CAIRO (Reuters) - A popular Egyptian talk show host said on Friday he would suspend his programme until further notice due to increasing censorship pressure after an episode discussing the army’s handling of a protest that left at least 25 dead failed to air.
“This is my way of imposing self-censorship, it is to put the right word out or to say nothing at all,” a statement by Yosri Fouda said.
Fouda, whose show ran on a channel owned by Egyptian tycoon Naguib Sawiris, was due to host outspoken Egyptian novelist Alaa el-Aswany and newspaper editor and fellow talk show host Ibrahim Eissa on Thursday.
He did not explain why his programme was not aired, but said there had been “a noticeable decline in the freedom of the media”.
“A truth has been becoming more evident in the past few months that makes us feel that there are keen attempts to maintain the regime that people went out into the streets to bring down,” the statement said.
His guests were expected to comment on statements made by two members of the ruling military council on another nightly talk show that aired on Wednesday in which they defended the army’s crackdown on the Oct. 9 protest, blaming agitators for the violence.
Clashes between protesters, many of whom were Coptic Christians, and troops led to the worst street violence since the fall of President Hosni Mubarak in February and drew a storm of criticism of the army.
Egyptian generals have defended the army’s actions and denied charges by activists that troops used live ammunition or that army vehicles crushed demonstrators under their wheels.
Egyptian state media was accused by activists of bias towards the military council during its coverage of the violence in which it called on Egyptians to go down into the streets to defend their army.
Fouda, whose show was widely watched and considered one of the most independent, said that recently there had been efforts to apply pressure on those who still defended the goals of the revolution.
“This is with the aim of making them voluntarily impose some kind of self-censorship about things that should not be left unsaid or beautified,” he said.
Fouda is not the first Egyptian journalist to complain about censorship after the country’s popular uprising.
A group of journalists launched a “white columns” initiative on Oct. 5 and left their columns blank in protest at what they called the interference of the military council with the content of some newspapers.
Egyptian authorities have sent warnings to ONTV where Fouda works and another satellite channel called Dream TV earlier this month, in what was seen by critics as a crackdown on media ahead of a scheduled parliamentary election on Nov. 28.
The Egyptian General Authority for Free Zones and Investment (GAFI) warned ONTV to bring its programming back in line with the kind of content it had obtained a licence for.
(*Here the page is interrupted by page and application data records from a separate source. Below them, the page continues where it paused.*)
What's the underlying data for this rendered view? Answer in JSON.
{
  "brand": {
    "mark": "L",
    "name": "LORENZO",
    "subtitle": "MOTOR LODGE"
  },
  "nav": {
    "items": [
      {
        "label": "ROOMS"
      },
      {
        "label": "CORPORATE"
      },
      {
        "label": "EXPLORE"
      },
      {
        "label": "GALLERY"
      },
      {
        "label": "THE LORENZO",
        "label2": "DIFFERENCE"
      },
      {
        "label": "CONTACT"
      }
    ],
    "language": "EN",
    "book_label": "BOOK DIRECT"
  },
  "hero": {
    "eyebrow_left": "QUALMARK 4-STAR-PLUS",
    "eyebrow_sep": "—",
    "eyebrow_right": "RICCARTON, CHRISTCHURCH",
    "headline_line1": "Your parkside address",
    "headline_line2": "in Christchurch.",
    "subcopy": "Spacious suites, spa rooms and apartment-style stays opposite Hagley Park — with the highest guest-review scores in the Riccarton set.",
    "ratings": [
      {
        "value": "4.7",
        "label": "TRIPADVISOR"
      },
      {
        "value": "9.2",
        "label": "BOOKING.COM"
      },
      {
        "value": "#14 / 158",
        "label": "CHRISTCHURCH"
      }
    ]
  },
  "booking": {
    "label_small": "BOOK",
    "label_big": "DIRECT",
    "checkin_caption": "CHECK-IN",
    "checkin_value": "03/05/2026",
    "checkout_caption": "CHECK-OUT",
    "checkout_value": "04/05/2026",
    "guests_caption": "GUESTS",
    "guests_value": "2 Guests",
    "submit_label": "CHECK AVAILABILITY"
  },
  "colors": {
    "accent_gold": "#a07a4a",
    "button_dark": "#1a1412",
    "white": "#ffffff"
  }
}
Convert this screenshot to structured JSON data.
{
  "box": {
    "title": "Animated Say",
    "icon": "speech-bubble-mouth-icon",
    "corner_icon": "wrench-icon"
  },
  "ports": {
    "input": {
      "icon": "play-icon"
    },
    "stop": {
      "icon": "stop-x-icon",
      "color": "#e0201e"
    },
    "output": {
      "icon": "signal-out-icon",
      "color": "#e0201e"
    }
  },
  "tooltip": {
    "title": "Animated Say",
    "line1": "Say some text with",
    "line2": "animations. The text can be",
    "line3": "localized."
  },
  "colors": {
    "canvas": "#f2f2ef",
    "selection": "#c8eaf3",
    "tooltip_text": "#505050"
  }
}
Egyptian police also raided the offices of an Al Jazeera channel in Cairo two times in September saying that the channel did not have a proper licence.
Reporting By Maha El Dahan; Editing by Myra MacDonald